•Improve your proprioception, agility and balance
•Improve your technique and function eg walking, stair climbing, squatting and bending
•Minimise your chance of re-injury.
•Risks of Knee Replacement Surgery
•Risks of knee replacement surgery include: infection, persistent instability and knee pain, knee stiffness, and difficulty returning to your previous level of activity.
The good news is that better than 90% of patients have no complications post-surgery.
The first Total Knee Replacement (TKR) was pioneered by Leslie Gordon Percival Shiers (FRCS) in 1954. He refused to patent his invention, but rather allow other surgeons to modify and improve on his ideas.
Return to Activity Post-Total Knee Replacement
Most activities can be returned to following a successful knee replacement. Unfortunately, because of the nature of the knee prosthesis, it currently not recommended to return to high impact activities such as running and jumping. Less high impact sports such as golf, bowls or swimming are encouraged.
For more information about knee replacement, please ask the advice of your physiotherapist or doctor.
Most surgeons will recommend a few weeks of physiotherapy treatment prior to contemplating surgery.
Pre-operative physiotherapy has two main benefits:
Successfully rehabilitating your knee injury without the need for surgery.

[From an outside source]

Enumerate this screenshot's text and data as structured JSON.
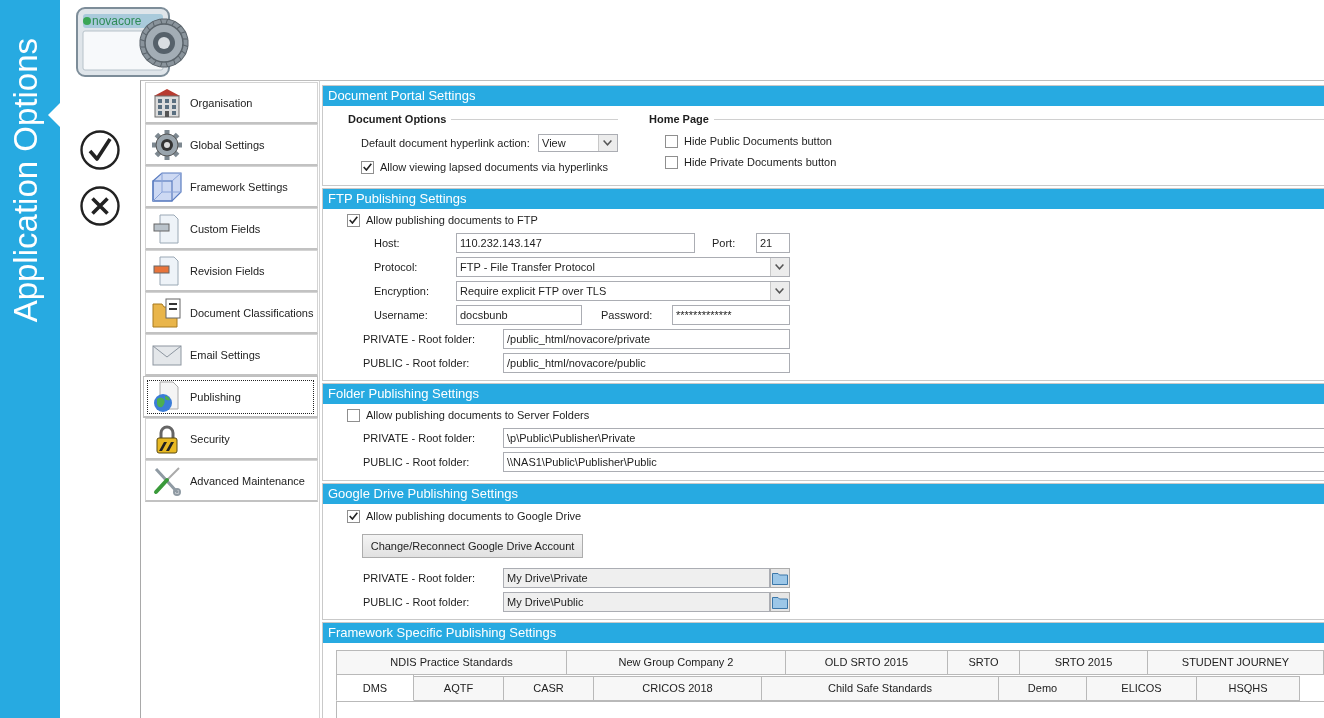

Strengthening your knee to better prepare you for your post-operative rehabilitation.
If surgery is required, surgery is usually performed arthroscopically (via a fibre-optic camera about the size of a pencil) to either resect (remove) the torn fragment or repair (stitch) a tear in the outer zone.
Generally, the best treatment option is to repair the torn meniscus and save as much of the shock absorber as possible. This will leave you with near “normal” structures and decrease the likelihood of degenerative arthritic changes in later life.
Post-Surgical Physiotherapy for Meniscal Injuries
Resected Meniscal Tears
Physiotherapy rehabilitation for resected meniscal tears can normally be reasonably aggressive, targeting early return to function. You will be progressed through rehabilitation as your pain and swelling allow. Most arthroscopic patients can return to normal function within 3 to 6 weeks.
Rehabilitation after a meniscus repair is usually different than a resection due to healing time require where a meniscus has been stitched. Most surgeons will have you non-weight bearing for 4 to 8 weeks to allow the meniscus to heal before commencing weight-bearing exercises.
Physiotherapy rehabilitation should focus on early mobilisation of the knee (tibiofemoral) and kneecap (patellofemoral) joints, plus strengthening of your quadriceps, hamstrings and leg muscles.
Your treatment guidelines will be similar to the nonoperative approach taking into consideration the findings and operative procedures performed. For more specific information, please ask your physiotherapist.
• Reconstruction using the patellar tendon
• Reconstruction using an allograft (donor tendon)
Reconstruction with semitendinous, or gracilis tissues are now the most commonly used options. These surgeries involve the use of two medial flexor muscles from the thigh, which are then passed through a bone tunnel into the joint, usually arthroscopically. The time it takes these flexor muscles to heal after surgery is important to consider during the rehabilitation process. Reconstruction using the patellar tendon involves the removal of the central third of the patellar tendon through an incision, approximately 5 cm in length. This tendon is then inserted into the joint through a bone tunnel using arthroscopic guidance. This type of intervention tends to weaken the extensor apparatus of the knee which can lead to painful tendinopathy of the quadriceps and patellar tendon if excessive load is used during rehabilitation – therefore increasing the recovery time and making it a less popular option.
For any of these post surgical conditions, contact us for an assessment